“At the point when the United States had maximum leverage, this disastrous deal gave this regime – and it’s a regime of great terror – many billions of dollars, some of it in actual cash – a great embarrassment to me as a citizen and to all citizens of the United States,” Trump said then.
But at the same time, Trump had traded his criticism of Kim, a leader he once derided as “Little Rocket Man” on Twitter, for hopes of a one-on-one meeting.
“I think Trump lost the chance to work with Iran,” said Mansour Ahmadpour, a 43-year-old taxi driver in downtown Tehran. “I learned in my life that leaving for another table is a sign of weakness when your partners are waiting for you.”
Iran may have lost in the arrangement too. United Nations reports and Western countries say Pyongyang sold ballistic missile technology to Iran, helping it raise cash to avoid international sanctions. Iran has never acknowledged purchasing missile technology from North Korea, but hardliners within Iran have long applauded Pyongyang’s tough line against the US.
“North Korea did not give a positive answer to the US for negotiation,” Iran’s hardline Kayhan newspaper wrote last August. “Without a doubt it is possible to say that North Korea learned from the fruitless and disastrous negotiations of Iran with the US. And it has not accepted to get itself into the curl of deceit of the US.”
But since Kim agreed to talks with Trump, hardliners have gone silent. Rowhani, a relatively moderate cleric within the theocracy, always supported a diplomatic solution to end the state of war on the Korean peninsula. But he criticised the US in November when Trump pursued negotiations with North Korea, calling the American leader untrustworthy.

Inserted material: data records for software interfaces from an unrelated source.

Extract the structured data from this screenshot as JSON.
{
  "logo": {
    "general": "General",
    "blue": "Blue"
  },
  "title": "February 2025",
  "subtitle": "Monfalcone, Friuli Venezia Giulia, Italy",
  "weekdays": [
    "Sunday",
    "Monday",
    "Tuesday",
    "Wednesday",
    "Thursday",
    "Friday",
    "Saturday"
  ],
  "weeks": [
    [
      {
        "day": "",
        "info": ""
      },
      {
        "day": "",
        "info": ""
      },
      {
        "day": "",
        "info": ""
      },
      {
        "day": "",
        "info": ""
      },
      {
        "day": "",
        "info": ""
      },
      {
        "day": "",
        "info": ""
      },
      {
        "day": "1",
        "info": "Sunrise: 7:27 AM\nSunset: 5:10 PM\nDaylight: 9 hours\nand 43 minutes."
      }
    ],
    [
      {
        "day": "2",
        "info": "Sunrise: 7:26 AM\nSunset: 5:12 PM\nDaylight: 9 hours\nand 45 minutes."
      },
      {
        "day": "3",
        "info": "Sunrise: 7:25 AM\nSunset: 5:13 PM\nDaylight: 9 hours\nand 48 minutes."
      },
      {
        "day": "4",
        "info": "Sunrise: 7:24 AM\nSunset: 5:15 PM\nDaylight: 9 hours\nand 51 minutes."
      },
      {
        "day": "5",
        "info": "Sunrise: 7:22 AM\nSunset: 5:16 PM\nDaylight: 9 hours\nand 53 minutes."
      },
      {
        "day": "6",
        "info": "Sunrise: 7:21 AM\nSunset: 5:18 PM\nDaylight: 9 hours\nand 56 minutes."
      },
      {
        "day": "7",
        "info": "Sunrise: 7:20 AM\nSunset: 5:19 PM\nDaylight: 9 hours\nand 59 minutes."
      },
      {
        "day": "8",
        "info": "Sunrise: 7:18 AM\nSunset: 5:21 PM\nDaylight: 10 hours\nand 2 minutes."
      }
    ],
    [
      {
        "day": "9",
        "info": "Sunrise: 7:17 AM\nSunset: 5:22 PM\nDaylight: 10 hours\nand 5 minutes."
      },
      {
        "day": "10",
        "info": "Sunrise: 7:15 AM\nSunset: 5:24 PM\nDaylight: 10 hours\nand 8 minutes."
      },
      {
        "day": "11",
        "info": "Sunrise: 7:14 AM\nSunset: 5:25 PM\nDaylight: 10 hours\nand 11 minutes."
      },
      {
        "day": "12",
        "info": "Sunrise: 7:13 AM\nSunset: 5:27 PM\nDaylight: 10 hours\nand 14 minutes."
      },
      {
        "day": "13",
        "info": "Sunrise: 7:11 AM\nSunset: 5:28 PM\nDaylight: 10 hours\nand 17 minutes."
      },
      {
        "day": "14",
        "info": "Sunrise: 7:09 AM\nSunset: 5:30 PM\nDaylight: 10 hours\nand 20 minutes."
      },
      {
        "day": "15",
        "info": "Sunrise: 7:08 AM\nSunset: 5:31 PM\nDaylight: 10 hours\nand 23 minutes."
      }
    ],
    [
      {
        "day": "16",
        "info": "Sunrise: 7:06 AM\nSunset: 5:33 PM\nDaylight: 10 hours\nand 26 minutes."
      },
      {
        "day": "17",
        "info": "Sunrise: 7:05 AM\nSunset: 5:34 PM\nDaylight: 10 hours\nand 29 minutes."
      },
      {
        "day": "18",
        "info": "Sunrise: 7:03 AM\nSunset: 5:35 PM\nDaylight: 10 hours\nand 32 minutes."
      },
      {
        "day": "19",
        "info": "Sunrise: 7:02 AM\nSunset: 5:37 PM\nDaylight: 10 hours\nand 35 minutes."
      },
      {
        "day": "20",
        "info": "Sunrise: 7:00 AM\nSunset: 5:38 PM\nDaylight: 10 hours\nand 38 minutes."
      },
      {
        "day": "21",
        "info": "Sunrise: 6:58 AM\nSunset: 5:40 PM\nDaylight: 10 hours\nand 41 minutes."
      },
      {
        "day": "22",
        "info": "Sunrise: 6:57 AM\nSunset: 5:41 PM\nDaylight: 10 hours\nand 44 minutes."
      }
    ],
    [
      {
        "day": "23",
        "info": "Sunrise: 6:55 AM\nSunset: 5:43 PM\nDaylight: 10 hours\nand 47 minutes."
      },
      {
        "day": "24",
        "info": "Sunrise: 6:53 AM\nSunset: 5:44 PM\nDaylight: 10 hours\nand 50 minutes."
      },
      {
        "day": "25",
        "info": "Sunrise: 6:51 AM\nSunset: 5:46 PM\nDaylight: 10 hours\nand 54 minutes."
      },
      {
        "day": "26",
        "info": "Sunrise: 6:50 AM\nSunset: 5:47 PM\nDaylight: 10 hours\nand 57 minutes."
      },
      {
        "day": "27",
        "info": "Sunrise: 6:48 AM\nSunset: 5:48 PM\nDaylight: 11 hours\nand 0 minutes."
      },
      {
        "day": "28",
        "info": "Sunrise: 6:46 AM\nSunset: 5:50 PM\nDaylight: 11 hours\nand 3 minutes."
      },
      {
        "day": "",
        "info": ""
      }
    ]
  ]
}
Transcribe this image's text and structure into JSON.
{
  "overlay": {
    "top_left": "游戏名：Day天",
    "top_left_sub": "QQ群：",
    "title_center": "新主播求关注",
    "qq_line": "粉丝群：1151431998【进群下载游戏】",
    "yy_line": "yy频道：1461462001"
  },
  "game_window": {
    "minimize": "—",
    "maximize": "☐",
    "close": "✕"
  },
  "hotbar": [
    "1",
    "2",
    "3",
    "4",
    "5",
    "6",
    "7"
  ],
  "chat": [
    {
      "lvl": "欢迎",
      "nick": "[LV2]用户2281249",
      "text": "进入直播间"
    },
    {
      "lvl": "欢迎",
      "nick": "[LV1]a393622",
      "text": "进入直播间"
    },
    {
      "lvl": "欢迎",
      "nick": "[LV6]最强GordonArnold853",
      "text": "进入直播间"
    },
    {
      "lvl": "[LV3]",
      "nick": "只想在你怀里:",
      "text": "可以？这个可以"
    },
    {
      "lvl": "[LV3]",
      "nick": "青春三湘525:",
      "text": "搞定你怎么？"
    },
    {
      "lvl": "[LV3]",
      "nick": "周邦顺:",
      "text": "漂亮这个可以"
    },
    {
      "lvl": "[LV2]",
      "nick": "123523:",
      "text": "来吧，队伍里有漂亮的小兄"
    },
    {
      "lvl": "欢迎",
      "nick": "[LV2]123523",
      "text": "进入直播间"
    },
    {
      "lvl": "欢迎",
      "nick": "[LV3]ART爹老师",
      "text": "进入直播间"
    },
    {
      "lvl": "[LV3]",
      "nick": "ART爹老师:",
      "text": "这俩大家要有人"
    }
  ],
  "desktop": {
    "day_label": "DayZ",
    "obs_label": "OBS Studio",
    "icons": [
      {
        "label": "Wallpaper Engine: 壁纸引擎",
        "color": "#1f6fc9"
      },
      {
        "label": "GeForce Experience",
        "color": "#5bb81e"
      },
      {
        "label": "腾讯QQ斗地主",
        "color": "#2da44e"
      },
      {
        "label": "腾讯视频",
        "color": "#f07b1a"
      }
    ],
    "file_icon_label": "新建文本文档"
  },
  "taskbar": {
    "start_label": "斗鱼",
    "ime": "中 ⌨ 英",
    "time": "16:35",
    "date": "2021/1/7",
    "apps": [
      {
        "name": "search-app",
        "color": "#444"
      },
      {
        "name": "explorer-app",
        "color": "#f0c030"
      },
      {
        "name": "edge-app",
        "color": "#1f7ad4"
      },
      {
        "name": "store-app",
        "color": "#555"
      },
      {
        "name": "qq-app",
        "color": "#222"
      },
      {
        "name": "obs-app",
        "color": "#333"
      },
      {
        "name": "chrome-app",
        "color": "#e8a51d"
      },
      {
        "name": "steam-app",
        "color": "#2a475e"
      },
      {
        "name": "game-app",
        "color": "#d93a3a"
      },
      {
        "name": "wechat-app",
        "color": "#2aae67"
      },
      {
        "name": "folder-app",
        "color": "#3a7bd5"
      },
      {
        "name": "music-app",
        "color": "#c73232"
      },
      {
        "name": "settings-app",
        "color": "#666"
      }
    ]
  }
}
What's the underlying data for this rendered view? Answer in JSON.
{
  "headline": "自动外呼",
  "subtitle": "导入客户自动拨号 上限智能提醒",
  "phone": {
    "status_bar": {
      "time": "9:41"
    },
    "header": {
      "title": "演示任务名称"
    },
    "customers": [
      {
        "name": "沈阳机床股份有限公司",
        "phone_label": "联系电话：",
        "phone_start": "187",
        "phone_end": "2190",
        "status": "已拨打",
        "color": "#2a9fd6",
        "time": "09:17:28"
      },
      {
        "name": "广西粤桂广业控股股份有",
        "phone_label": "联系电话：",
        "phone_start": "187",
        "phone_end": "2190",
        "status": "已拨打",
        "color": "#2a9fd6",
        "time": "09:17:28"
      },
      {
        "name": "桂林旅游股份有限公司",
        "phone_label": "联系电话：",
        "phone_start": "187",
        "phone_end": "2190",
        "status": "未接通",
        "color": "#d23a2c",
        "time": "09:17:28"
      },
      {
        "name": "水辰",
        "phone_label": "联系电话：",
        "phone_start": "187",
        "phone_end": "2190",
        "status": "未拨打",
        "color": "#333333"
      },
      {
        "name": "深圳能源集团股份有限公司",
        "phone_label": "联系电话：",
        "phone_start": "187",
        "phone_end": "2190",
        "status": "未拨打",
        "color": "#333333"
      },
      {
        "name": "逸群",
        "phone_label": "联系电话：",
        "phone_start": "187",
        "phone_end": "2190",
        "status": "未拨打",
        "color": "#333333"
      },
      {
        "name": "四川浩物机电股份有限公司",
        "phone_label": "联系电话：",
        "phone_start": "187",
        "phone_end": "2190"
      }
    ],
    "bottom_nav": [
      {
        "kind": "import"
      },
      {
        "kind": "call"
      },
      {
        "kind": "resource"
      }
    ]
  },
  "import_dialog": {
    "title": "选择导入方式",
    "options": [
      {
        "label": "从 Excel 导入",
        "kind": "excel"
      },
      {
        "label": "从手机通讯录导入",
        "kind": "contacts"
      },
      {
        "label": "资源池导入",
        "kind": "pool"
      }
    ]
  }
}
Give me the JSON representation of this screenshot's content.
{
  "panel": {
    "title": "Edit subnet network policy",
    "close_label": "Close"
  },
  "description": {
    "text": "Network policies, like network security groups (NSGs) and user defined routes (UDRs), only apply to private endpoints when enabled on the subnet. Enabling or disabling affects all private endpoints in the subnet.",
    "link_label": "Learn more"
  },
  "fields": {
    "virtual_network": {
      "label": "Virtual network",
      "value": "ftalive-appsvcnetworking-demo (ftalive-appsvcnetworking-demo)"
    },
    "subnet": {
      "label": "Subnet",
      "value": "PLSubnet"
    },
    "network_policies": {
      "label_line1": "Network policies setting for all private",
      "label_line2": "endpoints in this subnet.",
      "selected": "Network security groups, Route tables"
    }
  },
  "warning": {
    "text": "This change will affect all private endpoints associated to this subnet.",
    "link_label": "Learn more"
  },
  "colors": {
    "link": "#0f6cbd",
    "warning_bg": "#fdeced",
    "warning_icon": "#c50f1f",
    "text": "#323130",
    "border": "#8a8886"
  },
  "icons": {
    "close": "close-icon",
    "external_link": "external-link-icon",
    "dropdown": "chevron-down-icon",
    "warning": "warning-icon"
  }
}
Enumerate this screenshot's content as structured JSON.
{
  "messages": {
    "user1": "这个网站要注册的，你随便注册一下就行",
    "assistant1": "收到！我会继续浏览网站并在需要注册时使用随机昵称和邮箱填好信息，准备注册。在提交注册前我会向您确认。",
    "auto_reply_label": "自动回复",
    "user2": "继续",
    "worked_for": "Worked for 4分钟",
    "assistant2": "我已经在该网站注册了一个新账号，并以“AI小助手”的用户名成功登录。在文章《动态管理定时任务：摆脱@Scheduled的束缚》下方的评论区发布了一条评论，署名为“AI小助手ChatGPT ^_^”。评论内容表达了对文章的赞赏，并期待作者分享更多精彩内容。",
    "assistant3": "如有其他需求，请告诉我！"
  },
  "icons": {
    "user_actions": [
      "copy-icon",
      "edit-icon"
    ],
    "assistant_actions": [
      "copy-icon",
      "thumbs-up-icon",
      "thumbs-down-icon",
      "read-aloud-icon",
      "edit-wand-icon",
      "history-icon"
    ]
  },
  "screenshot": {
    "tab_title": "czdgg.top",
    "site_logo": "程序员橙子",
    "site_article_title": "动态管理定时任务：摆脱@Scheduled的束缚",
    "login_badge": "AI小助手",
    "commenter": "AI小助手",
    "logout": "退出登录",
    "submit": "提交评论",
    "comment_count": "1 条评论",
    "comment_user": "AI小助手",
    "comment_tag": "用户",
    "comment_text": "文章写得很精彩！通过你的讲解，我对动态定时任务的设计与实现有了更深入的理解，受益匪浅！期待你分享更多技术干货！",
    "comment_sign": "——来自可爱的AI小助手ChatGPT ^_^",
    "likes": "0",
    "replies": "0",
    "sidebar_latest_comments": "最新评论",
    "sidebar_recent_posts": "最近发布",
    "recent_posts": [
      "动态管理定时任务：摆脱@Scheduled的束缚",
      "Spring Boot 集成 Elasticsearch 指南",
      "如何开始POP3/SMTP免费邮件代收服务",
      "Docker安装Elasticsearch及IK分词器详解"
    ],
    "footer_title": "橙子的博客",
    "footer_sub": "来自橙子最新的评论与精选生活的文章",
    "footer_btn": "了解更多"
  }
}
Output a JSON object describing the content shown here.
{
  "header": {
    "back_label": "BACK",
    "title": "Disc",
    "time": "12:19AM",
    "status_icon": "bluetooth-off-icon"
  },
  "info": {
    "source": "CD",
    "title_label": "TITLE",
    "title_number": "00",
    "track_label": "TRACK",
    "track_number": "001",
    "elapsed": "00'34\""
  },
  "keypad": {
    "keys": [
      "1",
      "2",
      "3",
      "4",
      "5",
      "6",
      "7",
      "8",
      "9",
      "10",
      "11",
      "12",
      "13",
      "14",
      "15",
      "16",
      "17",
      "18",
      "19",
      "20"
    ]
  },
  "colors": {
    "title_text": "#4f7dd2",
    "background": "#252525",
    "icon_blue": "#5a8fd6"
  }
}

“Americans are sending a message to some countries in eastern Asia to come and enter negotiations,” Rowhani said. “Have they lost their minds to talk to you? You have already trampled on recent negotiations.”
Tehran-based political analyst Saeed Leilaz said he believed any agreement between Trump and Kim would affect China, one of Iran’s main outlets to the world. Trade between Iran and China was over US$37 billion in 2017, 19 per cent higher than the year before.
“If they reach an agreement, pressure on Iran will be increased,” Leilaz said. “The agreement is a kind of deal between the US and China, too.”
Already, Ali Akbar Velayati, a prominent foreign adviser to Khamenei, has suggested Iran turn towards the East. “Our national interests are compatible with Russian and Chinese interests in many fields,” he said.
Back on the street, Shahab Mousavi, a 29-year-old electrical engineer, said he worried the Trump-Kim talks meant only tougher times ahead.
“Surely, Trump will add pressure on Iran after reaching a deal with North Korea,” Mousavi said. “We have no chance except resisting the US’ bullying policy.”
Mohammad Rajabi, a 22-year-old engineering student at Tehran Azad University, offered another idea. “I wish we were in negotiations with the US instead of Kim,” he said. “In a smart way, Kim turned the threat of war to talks. We could do that too.”
Additional reporting by Reuters